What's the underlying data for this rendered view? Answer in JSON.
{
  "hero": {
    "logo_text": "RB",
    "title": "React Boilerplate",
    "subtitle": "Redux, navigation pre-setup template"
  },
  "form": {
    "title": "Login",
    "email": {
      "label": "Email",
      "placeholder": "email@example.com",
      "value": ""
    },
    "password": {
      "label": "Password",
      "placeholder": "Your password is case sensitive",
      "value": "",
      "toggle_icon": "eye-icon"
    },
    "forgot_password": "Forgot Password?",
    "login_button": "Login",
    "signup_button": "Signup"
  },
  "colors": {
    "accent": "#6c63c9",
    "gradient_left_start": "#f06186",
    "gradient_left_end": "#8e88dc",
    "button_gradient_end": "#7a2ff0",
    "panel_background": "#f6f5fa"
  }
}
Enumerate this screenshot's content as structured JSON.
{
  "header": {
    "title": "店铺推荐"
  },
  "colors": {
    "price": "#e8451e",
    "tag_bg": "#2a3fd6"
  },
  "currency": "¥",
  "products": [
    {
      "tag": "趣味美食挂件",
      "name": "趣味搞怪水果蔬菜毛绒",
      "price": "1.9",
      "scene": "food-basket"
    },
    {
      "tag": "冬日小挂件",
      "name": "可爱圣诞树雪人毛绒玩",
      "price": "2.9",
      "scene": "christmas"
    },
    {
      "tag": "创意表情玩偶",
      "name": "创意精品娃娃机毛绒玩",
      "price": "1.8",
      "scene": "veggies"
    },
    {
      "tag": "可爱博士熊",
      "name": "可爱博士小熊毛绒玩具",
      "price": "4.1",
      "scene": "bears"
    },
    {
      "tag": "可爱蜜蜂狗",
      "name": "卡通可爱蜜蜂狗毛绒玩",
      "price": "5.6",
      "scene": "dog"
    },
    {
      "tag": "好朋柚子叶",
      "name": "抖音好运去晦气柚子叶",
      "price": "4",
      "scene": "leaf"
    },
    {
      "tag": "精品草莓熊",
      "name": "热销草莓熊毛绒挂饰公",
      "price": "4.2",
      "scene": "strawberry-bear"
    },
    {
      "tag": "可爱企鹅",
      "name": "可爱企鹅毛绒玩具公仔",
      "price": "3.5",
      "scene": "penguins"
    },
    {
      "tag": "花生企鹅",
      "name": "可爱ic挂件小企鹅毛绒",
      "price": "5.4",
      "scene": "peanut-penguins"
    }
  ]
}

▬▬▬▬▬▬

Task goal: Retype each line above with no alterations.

Task output:
What's the underlying data for this rendered view? Answer in JSON.
{
  "hero": {
    "logo_text": "RB",
    "title": "React Boilerplate",
    "subtitle": "Redux, navigation pre-setup template"
  },
  "form": {
    "title": "Login",
    "email": {
      "label": "Email",
      "placeholder": "email@example.com",
      "value": ""
    },
    "password": {
      "label": "Password",
      "placeholder": "Your password is case sensitive",
      "value": "",
      "toggle_icon": "eye-icon"
    },
    "forgot_password": "Forgot Password?",
    "login_button": "Login",
    "signup_button": "Signup"
  },
  "colors": {
    "accent": "#6c63c9",
    "gradient_left_start": "#f06186",
    "gradient_left_end": "#8e88dc",
    "button_gradient_end": "#7a2ff0",
    "panel_background": "#f6f5fa"
  }
}
Enumerate this screenshot's content as structured JSON.
{
  "header": {
    "title": "店铺推荐"
  },
  "colors": {
    "price": "#e8451e",
    "tag_bg": "#2a3fd6"
  },
  "currency": "¥",
  "products": [
    {
      "tag": "趣味美食挂件",
      "name": "趣味搞怪水果蔬菜毛绒",
      "price": "1.9",
      "scene": "food-basket"
    },
    {
      "tag": "冬日小挂件",
      "name": "可爱圣诞树雪人毛绒玩",
      "price": "2.9",
      "scene": "christmas"
    },
    {
      "tag": "创意表情玩偶",
      "name": "创意精品娃娃机毛绒玩",
      "price": "1.8",
      "scene": "veggies"
    },
    {
      "tag": "可爱博士熊",
      "name": "可爱博士小熊毛绒玩具",
      "price": "4.1",
      "scene": "bears"
    },
    {
      "tag": "可爱蜜蜂狗",
      "name": "卡通可爱蜜蜂狗毛绒玩",
      "price": "5.6",
      "scene": "dog"
    },
    {
      "tag": "好朋柚子叶",
      "name": "抖音好运去晦气柚子叶",
      "price": "4",
      "scene": "leaf"
    },
    {
      "tag": "精品草莓熊",
      "name": "热销草莓熊毛绒挂饰公",
      "price": "4.2",
      "scene": "strawberry-bear"
    },
    {
      "tag": "可爱企鹅",
      "name": "可爱企鹅毛绒玩具公仔",
      "price": "3.5",
      "scene": "penguins"
    },
    {
      "tag": "花生企鹅",
      "name": "可爱ic挂件小企鹅毛绒",
      "price": "5.4",
      "scene": "peanut-penguins"
    }
  ]
}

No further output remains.